And remember, quick doesn’t mean sloppy. It’s about capturing the essence of the pose.

Let’s say you’re working on a superhero comic and you need some dynamic poses. Or maybe you’re into anime and are looking for that perfect anime action stance.

Flip through that special list of images you’ve gathered from previous sessions. Maybe you’ve got a thing for angel drawing references or you’re all about aesthetic poses.

Use them as a base to get your drawing going. Timed practice sessions are gold here. Set a timer, pick a pose, and try to capture it before the buzzer. It’s a fun way to level up your drawing skills.

Photography Pose Adaptation

Let’s talk about bringing those poses to life through photography. Maybe you’ve got a friend who’s willing to model or you’re working with professional stock photos.

Starting with an action pose reference or even something more serene like acrobatic poses, you can direct your model to recreate these poses.

It’s like playing director and photographer at the same time. Pretty cool, right?

When adapting poses from references, pay attention to lighting and angles. These can dramatically change the mood of your photo.

If you’re recreating angry poses or anime dancing poses, consider how light casts shadows, adding depth and emotion to your shots.

Inspiration for Digital Art

Digital artists, you’re not left out. Whether you’re into character design, concept art, or just playing around with different aesthetics, pose references are your bread and butter.

Start with browsing through an extensive anime base or looking up dynamic poses for that new anime pose you’ve been dying to try.

Use software to manipulate 3D models into the exact pose you need. It’s like having a virtual model right in your studio.

And hey, if you’re working on designing an anime couple, you can adjust both models to create the perfect interaction between them.

Think of it as setting the stage for your characters to tell their story.

Whatever your art form, remember, pose references are there to make your job easier. They’re the secret sauce to making your characters come to life.

So go on, give these strategies a try.
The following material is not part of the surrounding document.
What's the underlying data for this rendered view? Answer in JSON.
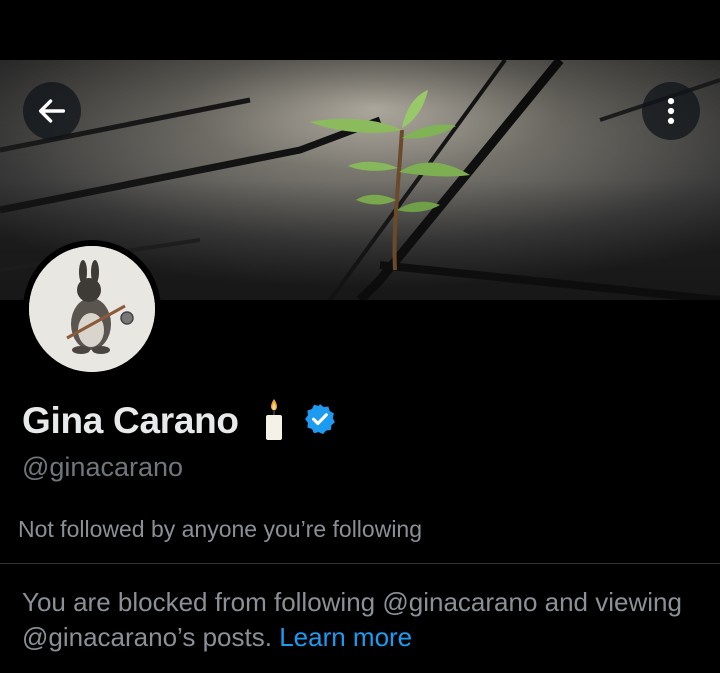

I’ll bet you’ll find your work takes on a new life of its own.

Leave a Reply

Your email address will not be published. Required fields are marked *